**Instructions to follow**
Search the records below for "required" and copy every line it turns up in.

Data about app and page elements
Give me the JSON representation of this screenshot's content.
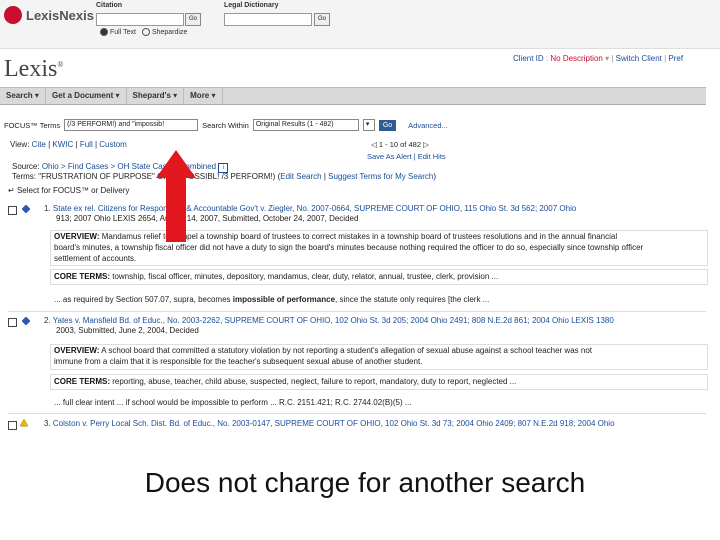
{
  "top": {
    "logo": "LexisNexis",
    "citation_label": "Citation",
    "dictionary_label": "Legal Dictionary",
    "go1": "Go",
    "go2": "Go",
    "radio_full_text": "Full Text",
    "radio_shepardize": "Shepardize"
  },
  "header": {
    "logo": "Lexis",
    "trademark": "®",
    "client_id": "Client ID",
    "no_description": "No Description",
    "switch_client": "Switch Client",
    "pref": "Pref"
  },
  "nav": {
    "search": "Search",
    "get_document": "Get a Document",
    "shepards": "Shepard's",
    "more": "More"
  },
  "focus": {
    "label": "FOCUS™ Terms",
    "query": "(/3 PERFORM!) and \"impossib!",
    "search_within_label": "Search Within",
    "search_within_value": "Original Results (1 - 482)",
    "go_label": "Go",
    "advanced_label": "Advanced..."
  },
  "view": {
    "label": "View:",
    "cite": "Cite",
    "kwic": "KWIC",
    "full": "Full",
    "custom": "Custom"
  },
  "pager": {
    "text": "1 - 10 of 482",
    "save_alert": "Save As Alert",
    "edit_hits": "Edit Hits"
  },
  "source": {
    "label": "Source:",
    "path": "Ohio > Find Cases > OH State Cases, Combined",
    "terms_label": "Terms:",
    "terms_value": "\"FRUSTRATION OF PURPOSE\" OR (IMPOSSIBL! /3 PERFORM!)",
    "edit_search": "Edit Search",
    "suggest_terms": "Suggest Terms for My Search"
  },
  "select_focus": "Select for FOCUS™ or Delivery",
  "results": [
    {
      "num": "1.",
      "title": "State ex rel. Citizens for Responsible & Accountable Gov't v. Ziegler, No. 2007-0664, SUPREME COURT OF OHIO, 115 Ohio St. 3d 562; 2007 Ohio",
      "cont": "913; 2007 Ohio LEXIS 2654, August 14, 2007, Submitted, October 24, 2007, Decided",
      "overview_label": "OVERVIEW:",
      "overview": [
        "Mandamus relief to compel a township board of trustees to correct mistakes in a township board of trustees resolutions and in the annual financial",
        "board's minutes, a township fiscal officer did not have a duty to sign the board's minutes because nothing required the officer to do so, especially since township officer",
        "settlement of accounts."
      ],
      "core_label": "CORE TERMS:",
      "core": "township, fiscal officer, minutes, depository, mandamus, clear, duty, relator, annual, trustee, clerk, provision ...",
      "snippet_pre": "... as required by Section 507.07, supra, becomes ",
      "snippet_bold": "impossible of performance",
      "snippet_post": ", since the statute only requires [the clerk ..."
    },
    {
      "num": "2.",
      "title": "Yates v. Mansfield Bd. of Educ., No. 2003-2262, SUPREME COURT OF OHIO, 102 Ohio St. 3d 205; 2004 Ohio 2491; 808 N.E.2d 861; 2004 Ohio LEXIS 1380",
      "cont": "2003, Submitted, June 2, 2004, Decided",
      "overview_label": "OVERVIEW:",
      "overview": [
        "A school board that committed a statutory violation by not reporting a student's allegation of sexual abuse against a school teacher was not",
        "immune from a claim that it is responsible for the teacher's subsequent sexual abuse of another student."
      ],
      "core_label": "CORE TERMS:",
      "core": "reporting, abuse, teacher, child abuse, suspected, neglect, failure to report, mandatory, duty to report, neglected ...",
      "snippet_pre": "... full clear intent ... if school would be impossible to perform ... R.C. 2151.421; R.C. 2744.02(B)(5) ...",
      "snippet_bold": "",
      "snippet_post": ""
    },
    {
      "num": "3.",
      "title": "Colston v. Perry Local Sch. Dist. Bd. of Educ., No. 2003-0147, SUPREME COURT OF OHIO, 102 Ohio St. 3d 73; 2004 Ohio 2409; 807 N.E.2d 918; 2004 Ohio"
    }
  ],
  "caption": "Does not charge for another search",
  "colors": {
    "red_arrow": "#e3171e",
    "link": "#1a4d99",
    "nav_bg": "#d9d9d9",
    "go_blue": "#2f5c96"
  }
}
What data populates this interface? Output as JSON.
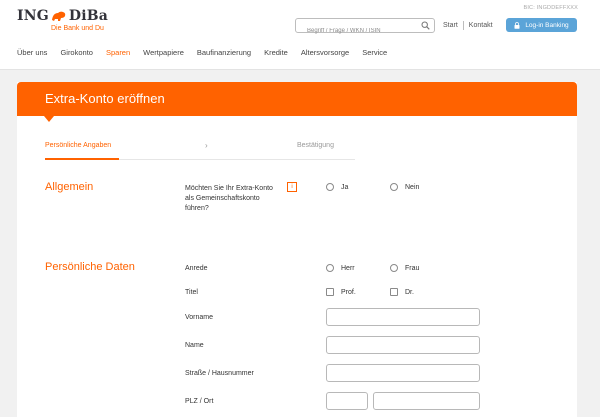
{
  "header": {
    "logo_text_left": "ING",
    "logo_text_right": "DiBa",
    "logo_tagline": "Die Bank und Du",
    "bic": "BIC: INGDDEFFXXX",
    "search_placeholder": "Begriff / Frage / WKN / ISIN",
    "links": [
      "Start",
      "Kontakt"
    ],
    "login_label": "Log-in Banking"
  },
  "nav": {
    "items": [
      {
        "label": "Über uns",
        "active": false
      },
      {
        "label": "Girokonto",
        "active": false
      },
      {
        "label": "Sparen",
        "active": true
      },
      {
        "label": "Wertpapiere",
        "active": false
      },
      {
        "label": "Baufinanzierung",
        "active": false
      },
      {
        "label": "Kredite",
        "active": false
      },
      {
        "label": "Altersvorsorge",
        "active": false
      },
      {
        "label": "Service",
        "active": false
      }
    ]
  },
  "page": {
    "title": "Extra-Konto eröffnen",
    "steps": [
      "Persönliche Angaben",
      "›",
      "Bestätigung"
    ]
  },
  "allgemein": {
    "title": "Allgemein",
    "question": "Möchten Sie Ihr Extra-Konto als Gemeinschaftskonto führen?",
    "info": "i",
    "options": [
      "Ja",
      "Nein"
    ]
  },
  "personal": {
    "title": "Persönliche Daten",
    "anrede_label": "Anrede",
    "anrede_options": [
      "Herr",
      "Frau"
    ],
    "titel_label": "Titel",
    "titel_options": [
      "Prof.",
      "Dr."
    ],
    "vorname_label": "Vorname",
    "vorname_value": "",
    "name_label": "Name",
    "name_value": "",
    "strasse_label": "Straße / Hausnummer",
    "strasse_value": "",
    "plz_label": "PLZ / Ort",
    "plz_value": "",
    "ort_value": ""
  },
  "colors": {
    "brand_orange": "#ff6200",
    "login_blue": "#5ba4d8"
  }
}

**Result for this exercise**
        "board's minutes, a township fiscal officer did not have a duty to sign the board's minutes because nothing required the officer to do so, especially since township officer",
      "snippet_pre": "... as required by Section 507.07, supra, becomes ",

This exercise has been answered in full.